It said it constantly adjusts its portfolio to maximimise returns, and any changes to its U.S. Treasury portfolio should be seen in that light and not interpreted politically.
In a series of questions and answers posted on its website, www.safe.gov.cn, SAFE asked rhetorically whether China would use its $2.45 trillion stockpile of reserves, the world’s largest, as a “nuclear weapon”.
SAFE said such concerns were completely unwarranted.
“The U.S. Treasury market is the world’s largest government bond market, and U.S Treasury bonds deliver fair good security, liquidity and market depth with low transaction costs.
“The U.S. Treasury market is a very important market for China,” the agency said.
China held $900.2 billion in U.S. Treasuries at the end of April, according to U.S. Treasury data released on June 15.
Bankers say China’s total holdings of dollar-denominated assets are much greater, accounting for perhaps two-thirds of its reserves.
GOLD NOT THE ANSWER
SAFE also gave a qualified vote of confidence to the dollar.
The agency acknowledged that financial markets were very concerned at one point that massive U.S. government borrowing would drive the U.S. currency lower.
But it said economic conditions elsewhere were also a factor in determining the dollar’s trend. The euro zone, for instance, was struggling with high government debt levels.
“We must recognise that any depreciation of the dollar is relative to other countries, and other countries or regions also have this or that problem,” SAFE said.
One of the prime concerns of Chinese Internet commentators is that a long-term decline in the dollar or euro will erode the value of SAFE’s portfolio.
To that end, SAFE called on the United States and other major countries to take “responsible measures” to maintain the value of their currencies.
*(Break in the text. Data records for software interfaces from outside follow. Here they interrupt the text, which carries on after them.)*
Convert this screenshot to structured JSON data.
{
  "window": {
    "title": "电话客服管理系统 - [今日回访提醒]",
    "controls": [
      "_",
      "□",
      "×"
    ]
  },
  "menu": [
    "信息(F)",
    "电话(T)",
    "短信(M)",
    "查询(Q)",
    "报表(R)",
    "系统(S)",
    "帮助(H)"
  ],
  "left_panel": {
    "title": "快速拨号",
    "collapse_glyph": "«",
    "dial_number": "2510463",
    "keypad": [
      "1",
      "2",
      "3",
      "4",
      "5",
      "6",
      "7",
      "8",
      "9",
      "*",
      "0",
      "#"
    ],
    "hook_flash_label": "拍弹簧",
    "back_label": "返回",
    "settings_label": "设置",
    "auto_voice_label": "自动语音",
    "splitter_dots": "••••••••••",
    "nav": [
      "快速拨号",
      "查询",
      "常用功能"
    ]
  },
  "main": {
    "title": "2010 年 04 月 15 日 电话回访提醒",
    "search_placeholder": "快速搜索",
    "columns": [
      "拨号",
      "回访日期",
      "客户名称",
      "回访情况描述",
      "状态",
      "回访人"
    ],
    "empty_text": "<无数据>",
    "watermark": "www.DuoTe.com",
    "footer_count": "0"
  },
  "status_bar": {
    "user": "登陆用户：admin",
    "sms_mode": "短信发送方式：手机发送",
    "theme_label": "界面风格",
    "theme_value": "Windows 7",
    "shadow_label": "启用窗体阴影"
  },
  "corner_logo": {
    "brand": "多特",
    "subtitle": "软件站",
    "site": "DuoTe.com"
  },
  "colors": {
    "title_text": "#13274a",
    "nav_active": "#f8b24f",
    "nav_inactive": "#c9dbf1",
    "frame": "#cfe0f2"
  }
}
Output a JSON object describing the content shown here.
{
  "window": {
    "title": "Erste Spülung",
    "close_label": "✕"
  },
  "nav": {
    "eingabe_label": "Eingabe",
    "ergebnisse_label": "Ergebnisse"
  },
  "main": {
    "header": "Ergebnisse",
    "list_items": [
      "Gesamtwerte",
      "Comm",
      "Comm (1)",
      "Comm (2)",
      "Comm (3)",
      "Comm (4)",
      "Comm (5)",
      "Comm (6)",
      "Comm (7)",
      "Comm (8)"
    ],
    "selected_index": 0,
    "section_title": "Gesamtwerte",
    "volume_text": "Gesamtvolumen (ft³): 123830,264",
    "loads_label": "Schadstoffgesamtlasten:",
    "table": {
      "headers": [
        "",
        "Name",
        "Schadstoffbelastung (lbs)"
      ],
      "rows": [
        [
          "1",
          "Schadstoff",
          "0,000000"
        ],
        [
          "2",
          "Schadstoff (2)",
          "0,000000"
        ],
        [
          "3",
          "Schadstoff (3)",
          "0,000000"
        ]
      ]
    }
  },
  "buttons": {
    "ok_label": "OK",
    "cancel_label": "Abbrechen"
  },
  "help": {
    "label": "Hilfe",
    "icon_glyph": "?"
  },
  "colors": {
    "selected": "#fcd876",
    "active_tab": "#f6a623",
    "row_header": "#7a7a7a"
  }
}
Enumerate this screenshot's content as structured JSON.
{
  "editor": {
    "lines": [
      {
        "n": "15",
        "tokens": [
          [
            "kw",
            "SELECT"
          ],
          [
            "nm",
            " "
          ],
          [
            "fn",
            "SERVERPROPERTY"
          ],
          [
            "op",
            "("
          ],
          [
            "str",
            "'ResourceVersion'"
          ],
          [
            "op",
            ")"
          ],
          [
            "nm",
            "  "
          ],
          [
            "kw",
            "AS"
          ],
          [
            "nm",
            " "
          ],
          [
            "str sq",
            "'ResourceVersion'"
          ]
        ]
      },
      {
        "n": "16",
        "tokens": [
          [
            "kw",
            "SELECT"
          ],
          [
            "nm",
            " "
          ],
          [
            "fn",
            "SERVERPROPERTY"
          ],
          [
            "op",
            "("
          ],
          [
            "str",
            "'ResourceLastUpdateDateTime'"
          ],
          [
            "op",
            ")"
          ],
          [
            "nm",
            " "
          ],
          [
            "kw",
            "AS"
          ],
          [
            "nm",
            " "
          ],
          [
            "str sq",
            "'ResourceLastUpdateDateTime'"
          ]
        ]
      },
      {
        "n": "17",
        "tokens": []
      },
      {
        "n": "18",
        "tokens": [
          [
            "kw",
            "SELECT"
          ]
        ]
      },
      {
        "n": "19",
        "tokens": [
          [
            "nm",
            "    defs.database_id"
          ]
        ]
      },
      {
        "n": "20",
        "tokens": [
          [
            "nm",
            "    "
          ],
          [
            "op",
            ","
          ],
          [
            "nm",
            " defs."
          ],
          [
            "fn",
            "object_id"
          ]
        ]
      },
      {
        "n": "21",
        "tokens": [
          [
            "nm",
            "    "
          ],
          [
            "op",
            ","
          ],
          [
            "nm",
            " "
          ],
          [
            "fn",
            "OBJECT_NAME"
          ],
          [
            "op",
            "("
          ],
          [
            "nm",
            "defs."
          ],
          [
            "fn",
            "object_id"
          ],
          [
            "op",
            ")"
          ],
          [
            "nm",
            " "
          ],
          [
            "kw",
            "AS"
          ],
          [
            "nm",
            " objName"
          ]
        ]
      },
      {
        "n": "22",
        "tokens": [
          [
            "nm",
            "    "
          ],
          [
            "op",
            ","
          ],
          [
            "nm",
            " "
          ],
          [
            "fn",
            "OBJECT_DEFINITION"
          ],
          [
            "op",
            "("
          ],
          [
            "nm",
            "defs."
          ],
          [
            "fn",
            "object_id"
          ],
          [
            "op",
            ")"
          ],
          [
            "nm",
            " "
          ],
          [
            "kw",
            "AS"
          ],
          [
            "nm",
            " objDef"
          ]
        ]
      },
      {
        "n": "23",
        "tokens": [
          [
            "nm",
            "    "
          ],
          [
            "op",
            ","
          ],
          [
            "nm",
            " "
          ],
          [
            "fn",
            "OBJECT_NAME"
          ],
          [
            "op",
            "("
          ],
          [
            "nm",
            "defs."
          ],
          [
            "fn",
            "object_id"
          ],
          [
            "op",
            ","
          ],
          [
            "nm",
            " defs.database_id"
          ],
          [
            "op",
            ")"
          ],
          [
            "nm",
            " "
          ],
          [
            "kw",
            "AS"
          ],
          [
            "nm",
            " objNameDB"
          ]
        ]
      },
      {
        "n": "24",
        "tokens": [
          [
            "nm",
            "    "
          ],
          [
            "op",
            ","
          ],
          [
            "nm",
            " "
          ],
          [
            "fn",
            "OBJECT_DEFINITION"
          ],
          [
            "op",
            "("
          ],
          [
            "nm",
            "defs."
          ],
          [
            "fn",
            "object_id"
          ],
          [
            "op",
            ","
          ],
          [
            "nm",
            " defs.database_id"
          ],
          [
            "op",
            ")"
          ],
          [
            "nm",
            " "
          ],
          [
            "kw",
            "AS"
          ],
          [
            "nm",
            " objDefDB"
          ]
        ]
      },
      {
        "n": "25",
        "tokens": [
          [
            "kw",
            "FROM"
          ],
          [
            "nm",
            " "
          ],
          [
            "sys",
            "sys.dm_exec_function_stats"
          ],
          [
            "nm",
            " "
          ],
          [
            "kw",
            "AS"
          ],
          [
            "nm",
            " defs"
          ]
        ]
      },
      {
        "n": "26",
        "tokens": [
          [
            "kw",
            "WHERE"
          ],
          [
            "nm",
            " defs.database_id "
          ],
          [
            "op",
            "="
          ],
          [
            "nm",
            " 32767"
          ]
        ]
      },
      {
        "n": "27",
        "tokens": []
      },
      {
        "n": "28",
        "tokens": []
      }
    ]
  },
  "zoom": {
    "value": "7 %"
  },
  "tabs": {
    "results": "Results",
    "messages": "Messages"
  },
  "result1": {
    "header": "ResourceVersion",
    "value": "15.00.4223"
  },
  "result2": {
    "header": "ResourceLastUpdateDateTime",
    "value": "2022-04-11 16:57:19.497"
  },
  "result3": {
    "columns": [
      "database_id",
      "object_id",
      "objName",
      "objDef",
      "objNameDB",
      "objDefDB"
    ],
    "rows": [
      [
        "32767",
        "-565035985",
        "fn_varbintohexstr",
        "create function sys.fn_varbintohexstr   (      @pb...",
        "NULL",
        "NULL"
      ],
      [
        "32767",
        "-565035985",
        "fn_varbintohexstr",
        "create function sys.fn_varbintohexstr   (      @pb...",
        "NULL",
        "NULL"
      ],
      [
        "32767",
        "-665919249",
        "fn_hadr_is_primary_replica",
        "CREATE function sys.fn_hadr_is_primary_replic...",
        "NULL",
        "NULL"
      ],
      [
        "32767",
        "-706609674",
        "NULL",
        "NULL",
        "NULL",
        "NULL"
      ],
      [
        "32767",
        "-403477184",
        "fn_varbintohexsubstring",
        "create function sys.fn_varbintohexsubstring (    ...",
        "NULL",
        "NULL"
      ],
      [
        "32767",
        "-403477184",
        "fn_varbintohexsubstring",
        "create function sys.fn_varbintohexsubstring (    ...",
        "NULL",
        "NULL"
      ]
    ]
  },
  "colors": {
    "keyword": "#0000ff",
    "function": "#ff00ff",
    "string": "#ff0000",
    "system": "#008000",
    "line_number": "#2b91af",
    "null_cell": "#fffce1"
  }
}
This meant withdrawing monetary stimulus in a reasonable manner and relying less on deficit spending.
SAFE was lukewarm about gold as an investment.
“It cannot become a main channel for investing our foreign exchange reserves,” the agency said, noting the size of the gold market was limited and prices were volatile.
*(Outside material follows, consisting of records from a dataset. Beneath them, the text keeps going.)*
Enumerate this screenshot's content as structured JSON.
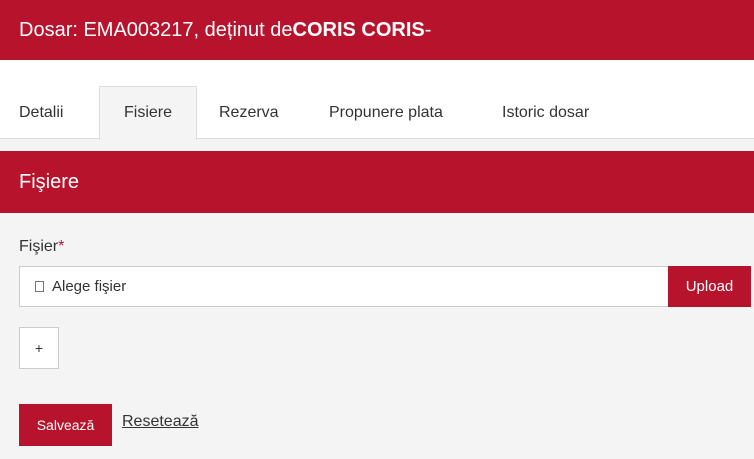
{
  "header": {
    "prefix": "Dosar: EMA003217, deținut de ",
    "owner": "CORIS CORIS",
    "suffix": " -"
  },
  "tabs": [
    {
      "label": "Detalii",
      "active": false
    },
    {
      "label": "Fisiere",
      "active": true
    },
    {
      "label": "Rezerva",
      "active": false
    },
    {
      "label": "Propunere plata",
      "active": false
    },
    {
      "label": "Istoric dosar",
      "active": false
    }
  ],
  "section": {
    "title": "Fişiere"
  },
  "form": {
    "file_label": "Fişier",
    "required_mark": "*",
    "file_placeholder": "Alege fişier",
    "upload_label": "Upload",
    "add_label": "+",
    "save_label": "Salvează",
    "reset_label": "Resetează"
  },
  "colors": {
    "accent": "#b8132d",
    "background": "#f4f4f4"
  }
}
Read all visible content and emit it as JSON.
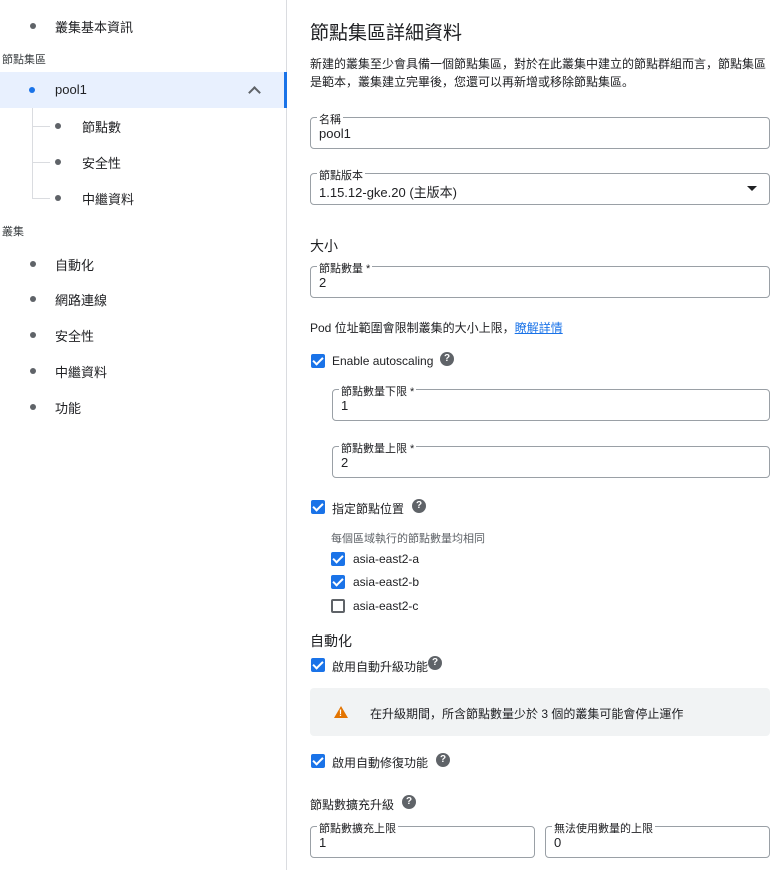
{
  "nav": {
    "cluster_basics": "叢集基本資訊",
    "node_pools_section": "節點集區",
    "pool": "pool1",
    "pool_children": [
      "節點數",
      "安全性",
      "中繼資料"
    ],
    "cluster_section": "叢集",
    "cluster_items": [
      "自動化",
      "網路連線",
      "安全性",
      "中繼資料",
      "功能"
    ]
  },
  "main": {
    "title": "節點集區詳細資料",
    "description": "新建的叢集至少會具備一個節點集區，對於在此叢集中建立的節點群組而言，節點集區是範本，叢集建立完畢後，您還可以再新增或移除節點集區。",
    "name_label": "名稱",
    "name_value": "pool1",
    "version_label": "節點版本",
    "version_value": "1.15.12-gke.20 (主版本)",
    "size_heading": "大小",
    "node_count_label": "節點數量 *",
    "node_count_value": "2",
    "pod_note": "Pod 位址範圍會限制叢集的大小上限，",
    "pod_link": "瞭解詳情",
    "autoscaling_label": "Enable autoscaling",
    "autoscaling_checked": true,
    "min_label": "節點數量下限 *",
    "min_value": "1",
    "max_label": "節點數量上限 *",
    "max_value": "2",
    "locations_label": "指定節點位置",
    "locations_checked": true,
    "zones_note": "每個區域執行的節點數量均相同",
    "zones": [
      {
        "label": "asia-east2-a",
        "checked": true
      },
      {
        "label": "asia-east2-b",
        "checked": true
      },
      {
        "label": "asia-east2-c",
        "checked": false
      }
    ],
    "automation_heading": "自動化",
    "auto_upgrade_label": "啟用自動升級功能",
    "auto_upgrade_checked": true,
    "warning_text": "在升級期間，所含節點數量少於 3 個的叢集可能會停止運作",
    "auto_repair_label": "啟用自動修復功能",
    "auto_repair_checked": true,
    "surge_heading": "節點數擴充升級",
    "max_surge_label": "節點數擴充上限",
    "max_surge_value": "1",
    "max_unavailable_label": "無法使用數量的上限",
    "max_unavailable_value": "0"
  },
  "colors": {
    "accent": "#1a73e8",
    "active_bg": "#e8f0fe",
    "warning": "#e37400"
  }
}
Buying more gold would also not help much in diversifying China’s reserves.
China has increased its gold holdings by more than 400 tonnes in the past few years to 1,054 tonnes. Even if it doubled that amount gold’s share of SAFE’s portfolio would increase by only one or two percentage points.
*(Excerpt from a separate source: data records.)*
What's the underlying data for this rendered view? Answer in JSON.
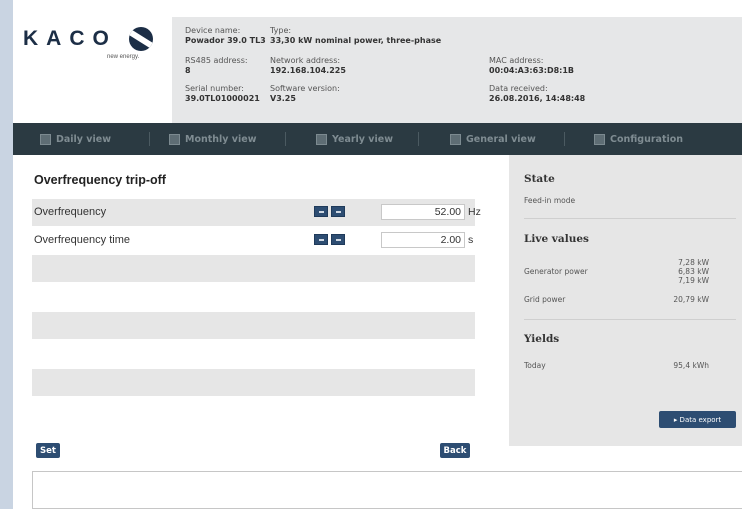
{
  "brand": {
    "logo_text": "KACO",
    "tagline": "new energy."
  },
  "device": {
    "name_label": "Device name:",
    "name_value": "Powador 39.0 TL3",
    "type_label": "Type:",
    "type_value": "33,30 kW nominal power, three-phase",
    "rs485_label": "RS485 address:",
    "rs485_value": "8",
    "network_label": "Network address:",
    "network_value": "192.168.104.225",
    "mac_label": "MAC address:",
    "mac_value": "00:04:A3:63:D8:1B",
    "serial_label": "Serial number:",
    "serial_value": "39.0TL01000021",
    "software_label": "Software version:",
    "software_value": "V3.25",
    "received_label": "Data received:",
    "received_value": "26.08.2016, 14:48:48"
  },
  "nav": [
    {
      "label": "Daily view",
      "icon": "calendar-day-icon"
    },
    {
      "label": "Monthly view",
      "icon": "calendar-month-icon"
    },
    {
      "label": "Yearly view",
      "icon": "calendar-year-icon"
    },
    {
      "label": "General view",
      "icon": "overview-icon"
    },
    {
      "label": "Configuration",
      "icon": "wrench-icon"
    }
  ],
  "main": {
    "title": "Overfrequency trip-off",
    "rows": [
      {
        "label": "Overfrequency",
        "value": "52.00",
        "unit": "Hz"
      },
      {
        "label": "Overfrequency time",
        "value": "2.00",
        "unit": "s"
      }
    ],
    "set_label": "Set",
    "back_label": "Back"
  },
  "sidebar": {
    "state_title": "State",
    "state_value": "Feed-in mode",
    "live_title": "Live values",
    "generator_label": "Generator power",
    "generator_values": [
      "7,28 kW",
      "6,83 kW",
      "7,19 kW"
    ],
    "grid_label": "Grid power",
    "grid_value": "20,79 kW",
    "yields_title": "Yields",
    "today_label": "Today",
    "today_value": "95,4 kWh",
    "export_label": "▸ Data export"
  },
  "colors": {
    "accent": "#2d4d72",
    "nav_bg": "#2b3a42",
    "panel_bg": "#e6e6e6"
  }
}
SAFE is an easy target for domestic critics who question why China has amassed a mountain of reserves instead of investing more at home. The elucidations on its website appear primarily aimed at disarming those critics.
“SAFE will never be a speculator. It mainly seeks to protect the safety of China’s FX reserves and ensure a stable investment return,” it said.
The agency said it was a financial investor and did not seek management control when it made equity investments.
Answering its own question on whether it has bought into stocks, private equity funds or any other higher-risk instruments, SAFE said its never excludes any investment.
“It depends on whether a product meets SAFE’s demand for safety, liquidity and a stable yield for its FX reserves, and whether it can help SAFE diversify risks,” the agency said. (Additional reporting by Langi Chiang; Editing by Kim Coghill)
Our Standards: The Thomson Reuters Trust Principles.